paul symonloe, author
Synopsis: The Dirty Rascal. The setting for this crime thriller is Windsor in Berkshire. The time is contemporary, but the main characters become strongly aware of modern versus medieval forces at work. Windsor has history and mystery, a special backdrop, distinct from any other small town in England. Windsor is the quintessential castle-town, home to the current Queen, Elizabeth the Second of the House of Windsor. Slough is just up the road, extending its gritty modern reality into the tale. Lieutenant Zac Dolby, a young American detective is plucked from his Bronx tenement, his job with the NYPD and his everyday life.

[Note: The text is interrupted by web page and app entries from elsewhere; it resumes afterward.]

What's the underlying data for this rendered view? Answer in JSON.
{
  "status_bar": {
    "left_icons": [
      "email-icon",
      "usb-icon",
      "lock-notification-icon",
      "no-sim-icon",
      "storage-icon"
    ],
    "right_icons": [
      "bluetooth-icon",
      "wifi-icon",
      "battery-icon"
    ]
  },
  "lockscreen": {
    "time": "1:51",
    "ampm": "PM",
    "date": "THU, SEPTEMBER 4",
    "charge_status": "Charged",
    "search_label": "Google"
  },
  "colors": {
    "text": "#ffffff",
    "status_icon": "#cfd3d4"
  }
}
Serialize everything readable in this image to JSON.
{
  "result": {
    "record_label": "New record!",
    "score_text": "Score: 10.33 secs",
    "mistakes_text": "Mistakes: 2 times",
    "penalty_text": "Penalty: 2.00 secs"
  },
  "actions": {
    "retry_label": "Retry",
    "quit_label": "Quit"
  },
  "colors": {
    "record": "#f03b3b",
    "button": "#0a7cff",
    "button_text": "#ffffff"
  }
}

The contrast of the grainy rain-sodden island in the old world is a shock. He partners the magnetic Abbi Matilda, his English police “oppo”, an attractive and intelligent English woman with a dry sense of humour. The horrific slaying of a Mute Swan, a possession of the Queen, in Slough’s Queensmere Shopping Mall, prompts the aging but sharp-witted Chief Inspector George Pawley to push the two young DI’s to find out what has happened. History, tradition and mystery versus the outgoing objective American “upstart” Yank, are thrown into relief. The two young “oppos” get started on the hunt to find out what is happening and who knows about it. The colour and pageantry of Windsor in all its vibrancy is a stage for the mystery, as is the Magna Carta, and Runnymede a crow’s flight away. Murders follow a horrible course, with medieval torture instruments the theme. Eton with its world renowned boys’ Public School, Eton College, is part of the canvass, as is the grim and grimy Police HQ in Reading. The slayings continue and include an Eton housemaster, a publican, and a shopping mall manager. The motif of the ancient versus the modern is developed by the inclusion of the story of reference to the Scottish suppression at the Battle of the Boyne. Equally the frustrations of the rule by the English still fester, and the Scots desire to rule themselves imparts intriguing possibilities for the plot. Zac’s Jewish upbringing and inquisitive nature, coupled with his open character allow him to see the local towns and institutions such as like Windsor Guildhall, Eton College and the Brits through new eyes. It is all the revealing by contrast with his own life and upbringing in the Bronx. This is brought out strongly in meeting the widow of the murdered housemaster, Abbi herself and the English Police. The young American is insightful and bright, a good foil for the feisty Abbi Matilda, who teases him over the newness of his country and his funny manners and language. The police investigation is marked by meetings at the grimy Police HQ in Reading, where the sage George Pawley holds court over the police rank and file. DI Wylie, also based in Windsor, a sulky contrast to the two other DI’s. He gets things wrong, holds a torch for Abbi, and resents the brighter, more charismatic American. The pace of the book picks up speed as we pass the halfway mark, with more pressure applied by the weathered Chief Superintendent George Pawley. Lines of enquiry span everything from investigating the background to the dead swan, to exploring the majestic Guildhall’s underground passages. Windsor, Eton, Slough, The River Thames, Windsor Castle and the Guildhall are all brought to life with cinematic vitality. The genealogy and origins of a number of central characters begin to reveal some shocking truths. The past and lessons from history that have been overlooked steadily catch us up us we move towards a truly cataclysmic finale.